Facebook deputy David Marcus labelled Acton’s comments, in which the Whatsapp founder claimed Facebook and Zuckerberg pushed through attempts to include advertising on the Whatsapp platform despite his protests, as showing “a whole new standard of low class”.
Acton, whose messaging app Whatsapp was sold to Facebook for $22bn (£16.8bn) in 2014 and who quit his role at Facebook in September last year over the push, made the comments in an interview with Forbes earlier this week.
Marcus said in a Facebook post that Acton’s recollection of meetings over the monetisation of Whatsapp “differ greatly from the reality I witnessed first-hand”, adding that Zuckerberg never lobbied for advertising causes.
Facebook’s former chief security officer Alex Stamos also waded into the war of words, to say it is “foolish” to expect shareholders to continue to subsidising Whatsapp forever.
The public spat comes just days after the two co-founders of Instagram quit their roles at Facebook unexpectedly, citing a need to return to exploring “curiosity and creativity”. Reports surrounding their exit suggested Kevin Systrom and Mark Krieger had become increasingly agitated with Zuckerberg’s heavy-handed involvement in the business.
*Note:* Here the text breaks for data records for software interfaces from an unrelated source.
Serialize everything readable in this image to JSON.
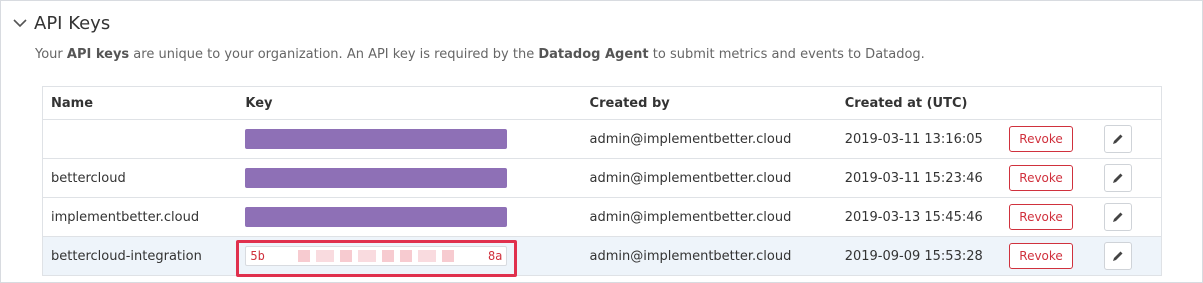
{
  "section": {
    "title": "API Keys",
    "desc_prefix": "Your ",
    "desc_strong1": "API keys",
    "desc_mid": " are unique to your organization. An API key is required by the ",
    "desc_strong2": "Datadog Agent",
    "desc_suffix": " to submit metrics and events to Datadog."
  },
  "table": {
    "headers": [
      "Name",
      "Key",
      "Created by",
      "Created at (UTC)"
    ],
    "revoke_label": "Revoke",
    "rows": [
      {
        "name": "",
        "key_masked": true,
        "created_by": "admin@implementbetter.cloud",
        "created_at": "2019-03-11 13:16:05"
      },
      {
        "name": "bettercloud",
        "key_masked": true,
        "created_by": "admin@implementbetter.cloud",
        "created_at": "2019-03-11 15:23:46"
      },
      {
        "name": "implementbetter.cloud",
        "key_masked": true,
        "created_by": "admin@implementbetter.cloud",
        "created_at": "2019-03-13 15:45:46"
      },
      {
        "name": "bettercloud-integration",
        "key_start": "5b",
        "key_end": "8a",
        "created_by": "admin@implementbetter.cloud",
        "created_at": "2019-09-09 15:53:28"
      }
    ]
  },
  "colors": {
    "key_bar": "#8e70b6",
    "revoke": "#d0313d",
    "highlight_row": "#eef4fa",
    "highlight_box": "#e0304d"
  },
  "icons": {
    "collapse": "chevron-down-icon",
    "edit": "pencil-icon"
  }
}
As news of Systrom and Krieger’s departure emerged on Tuesday, Facebook lost roughly $11.6bn. Its shares later recovered lost ground, and as of yesterday returned to positive growth.